▶ [Supplied entries]:

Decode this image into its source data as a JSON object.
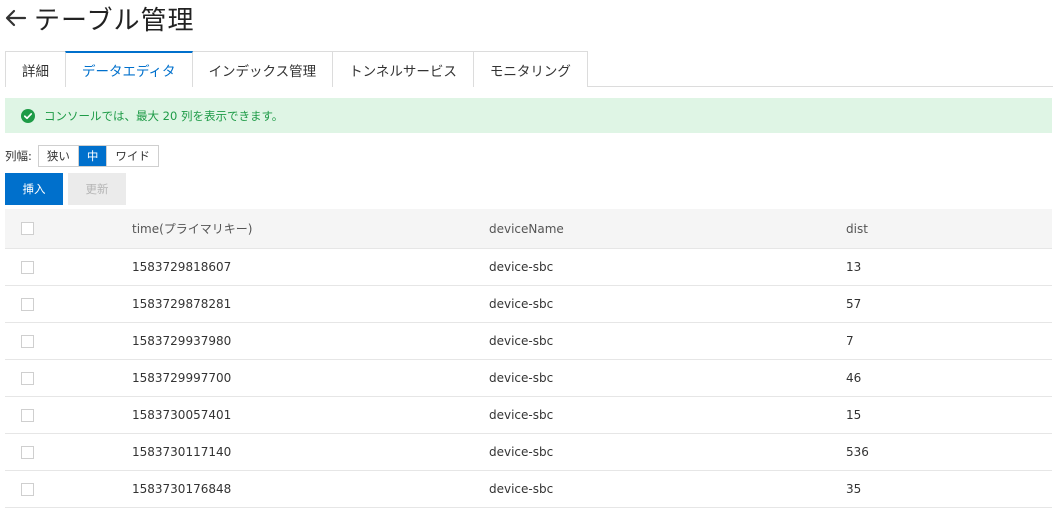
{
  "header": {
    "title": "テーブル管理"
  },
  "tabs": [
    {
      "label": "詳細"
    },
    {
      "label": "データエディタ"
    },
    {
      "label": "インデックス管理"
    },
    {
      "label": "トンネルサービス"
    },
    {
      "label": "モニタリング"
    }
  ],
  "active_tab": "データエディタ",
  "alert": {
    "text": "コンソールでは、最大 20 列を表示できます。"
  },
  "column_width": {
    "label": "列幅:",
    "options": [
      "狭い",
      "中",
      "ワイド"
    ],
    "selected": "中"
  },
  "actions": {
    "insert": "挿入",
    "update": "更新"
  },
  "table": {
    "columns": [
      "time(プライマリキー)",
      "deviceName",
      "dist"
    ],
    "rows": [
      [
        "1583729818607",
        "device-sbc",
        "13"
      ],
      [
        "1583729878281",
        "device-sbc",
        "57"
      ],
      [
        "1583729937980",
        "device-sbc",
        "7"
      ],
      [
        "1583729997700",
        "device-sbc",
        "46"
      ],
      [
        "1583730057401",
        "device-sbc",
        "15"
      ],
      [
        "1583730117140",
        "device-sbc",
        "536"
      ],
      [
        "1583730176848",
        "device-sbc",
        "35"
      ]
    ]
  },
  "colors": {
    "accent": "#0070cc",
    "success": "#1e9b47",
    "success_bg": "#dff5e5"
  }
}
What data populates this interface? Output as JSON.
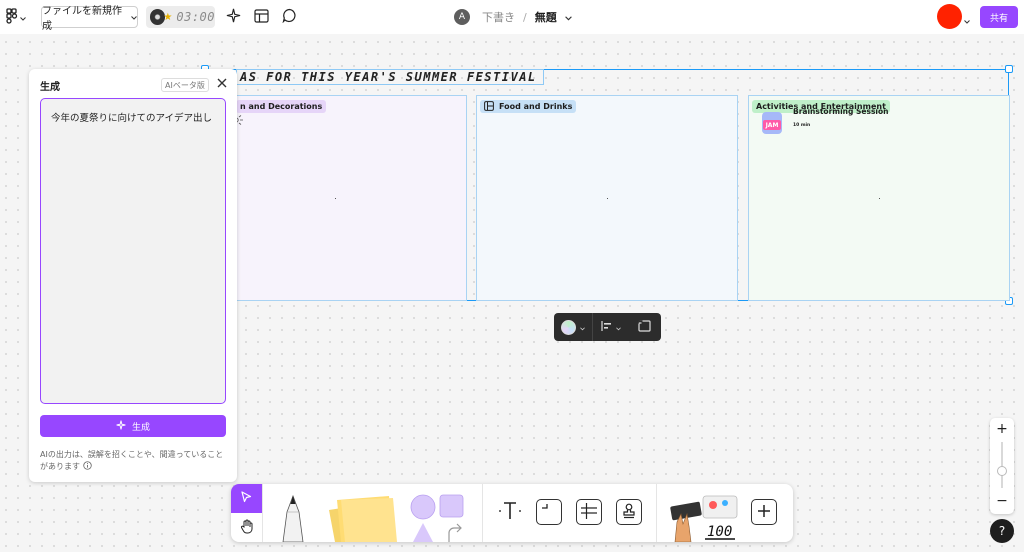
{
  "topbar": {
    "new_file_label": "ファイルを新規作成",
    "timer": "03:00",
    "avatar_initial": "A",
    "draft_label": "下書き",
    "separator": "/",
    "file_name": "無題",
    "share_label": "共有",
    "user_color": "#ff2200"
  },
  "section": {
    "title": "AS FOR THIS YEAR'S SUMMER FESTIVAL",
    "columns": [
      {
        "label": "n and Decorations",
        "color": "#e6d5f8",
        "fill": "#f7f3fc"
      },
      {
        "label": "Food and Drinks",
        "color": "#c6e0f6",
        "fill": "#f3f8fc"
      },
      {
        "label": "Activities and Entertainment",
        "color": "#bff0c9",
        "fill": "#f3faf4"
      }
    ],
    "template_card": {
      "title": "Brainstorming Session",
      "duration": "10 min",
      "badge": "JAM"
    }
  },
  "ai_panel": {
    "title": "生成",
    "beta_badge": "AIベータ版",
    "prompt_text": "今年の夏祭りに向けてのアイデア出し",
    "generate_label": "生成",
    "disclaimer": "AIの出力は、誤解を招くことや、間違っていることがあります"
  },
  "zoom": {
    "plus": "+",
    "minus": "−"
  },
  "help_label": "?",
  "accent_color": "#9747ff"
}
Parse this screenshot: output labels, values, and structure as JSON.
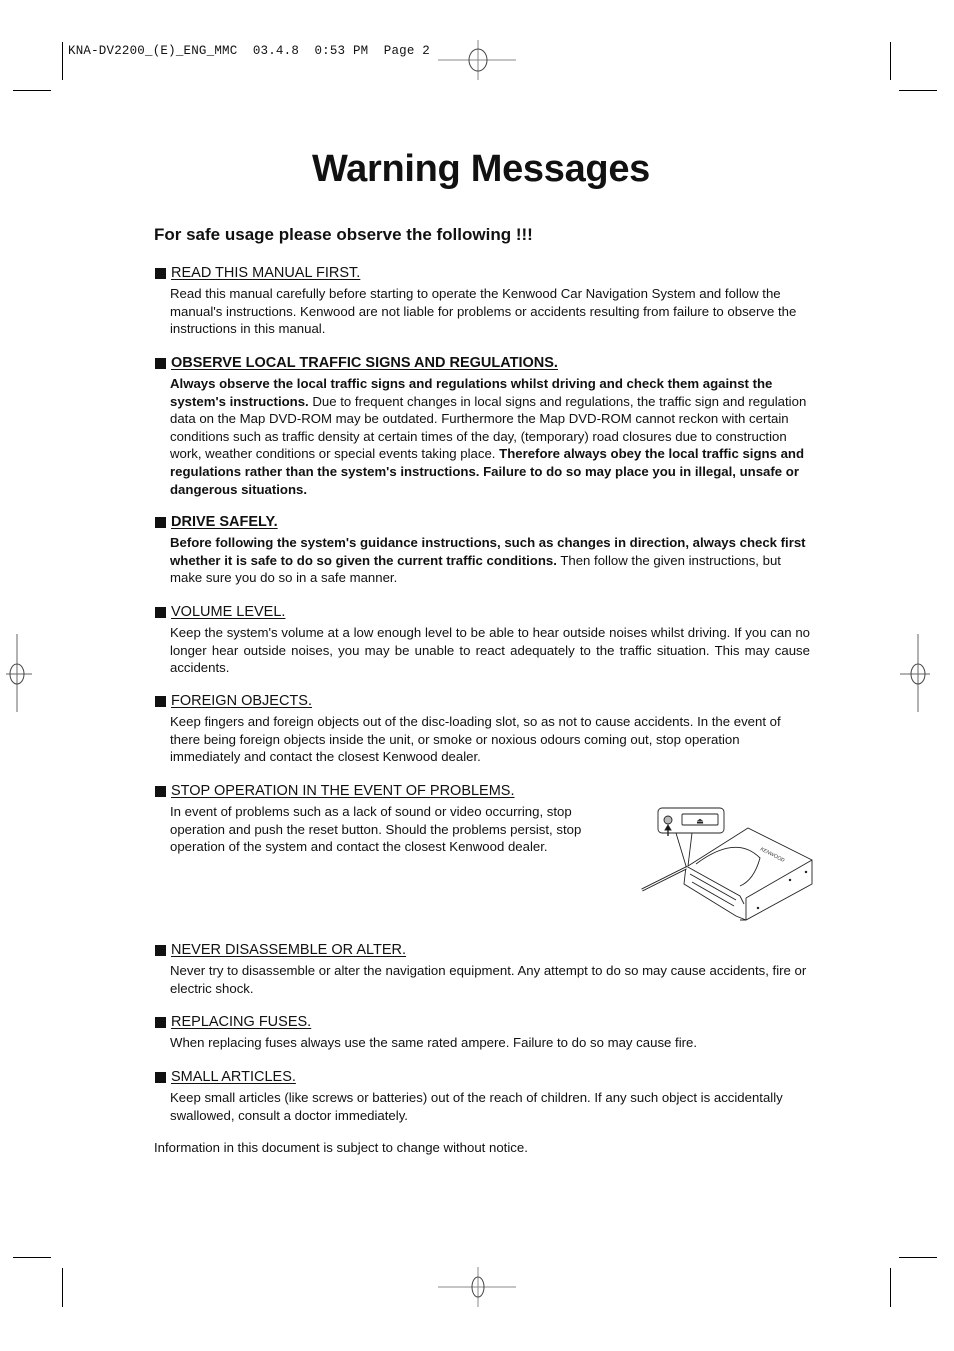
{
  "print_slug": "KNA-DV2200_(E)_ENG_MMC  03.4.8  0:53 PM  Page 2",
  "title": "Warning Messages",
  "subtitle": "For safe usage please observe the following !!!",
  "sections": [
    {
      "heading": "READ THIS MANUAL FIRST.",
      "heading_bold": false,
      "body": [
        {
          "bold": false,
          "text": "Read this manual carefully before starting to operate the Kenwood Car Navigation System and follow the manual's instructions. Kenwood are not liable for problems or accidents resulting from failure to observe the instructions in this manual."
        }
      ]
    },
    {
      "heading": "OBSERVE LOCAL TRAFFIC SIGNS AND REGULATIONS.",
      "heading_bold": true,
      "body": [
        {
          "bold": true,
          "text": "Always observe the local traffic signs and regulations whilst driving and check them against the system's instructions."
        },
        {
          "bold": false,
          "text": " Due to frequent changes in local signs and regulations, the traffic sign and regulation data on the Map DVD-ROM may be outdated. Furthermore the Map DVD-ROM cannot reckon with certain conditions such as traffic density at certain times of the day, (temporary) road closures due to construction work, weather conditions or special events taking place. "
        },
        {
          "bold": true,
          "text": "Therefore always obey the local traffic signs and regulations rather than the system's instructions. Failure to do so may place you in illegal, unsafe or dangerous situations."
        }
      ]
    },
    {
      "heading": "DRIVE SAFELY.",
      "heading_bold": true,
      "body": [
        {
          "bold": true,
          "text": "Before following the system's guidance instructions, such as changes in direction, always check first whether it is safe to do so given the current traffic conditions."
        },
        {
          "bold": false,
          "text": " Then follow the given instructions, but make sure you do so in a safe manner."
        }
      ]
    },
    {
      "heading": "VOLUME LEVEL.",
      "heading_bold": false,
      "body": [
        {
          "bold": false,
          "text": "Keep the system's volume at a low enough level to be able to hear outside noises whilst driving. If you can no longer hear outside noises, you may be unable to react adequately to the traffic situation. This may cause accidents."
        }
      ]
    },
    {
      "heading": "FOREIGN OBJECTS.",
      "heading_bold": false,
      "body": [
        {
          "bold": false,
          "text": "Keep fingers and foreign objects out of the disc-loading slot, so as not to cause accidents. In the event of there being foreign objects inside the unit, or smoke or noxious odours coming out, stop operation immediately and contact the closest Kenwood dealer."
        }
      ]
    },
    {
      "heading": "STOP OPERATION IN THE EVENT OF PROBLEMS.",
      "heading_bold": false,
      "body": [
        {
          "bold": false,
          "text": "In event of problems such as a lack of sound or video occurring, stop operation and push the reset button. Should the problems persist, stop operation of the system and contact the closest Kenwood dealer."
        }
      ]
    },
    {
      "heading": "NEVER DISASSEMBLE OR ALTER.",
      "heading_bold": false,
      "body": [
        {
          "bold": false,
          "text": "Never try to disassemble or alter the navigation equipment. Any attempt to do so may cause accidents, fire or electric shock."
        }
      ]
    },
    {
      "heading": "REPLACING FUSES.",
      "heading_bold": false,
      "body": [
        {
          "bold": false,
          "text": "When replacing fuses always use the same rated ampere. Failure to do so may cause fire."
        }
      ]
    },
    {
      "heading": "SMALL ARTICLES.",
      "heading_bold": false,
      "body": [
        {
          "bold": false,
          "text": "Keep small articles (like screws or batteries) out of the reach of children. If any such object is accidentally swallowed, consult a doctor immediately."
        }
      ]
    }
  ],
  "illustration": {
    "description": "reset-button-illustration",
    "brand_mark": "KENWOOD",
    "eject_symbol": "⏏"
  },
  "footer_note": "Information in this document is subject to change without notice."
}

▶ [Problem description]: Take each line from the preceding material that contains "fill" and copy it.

▶ [The answer]:
        "fill": "#f7f3fc"
        "fill": "#f3f8fc"
        "fill": "#f3faf4"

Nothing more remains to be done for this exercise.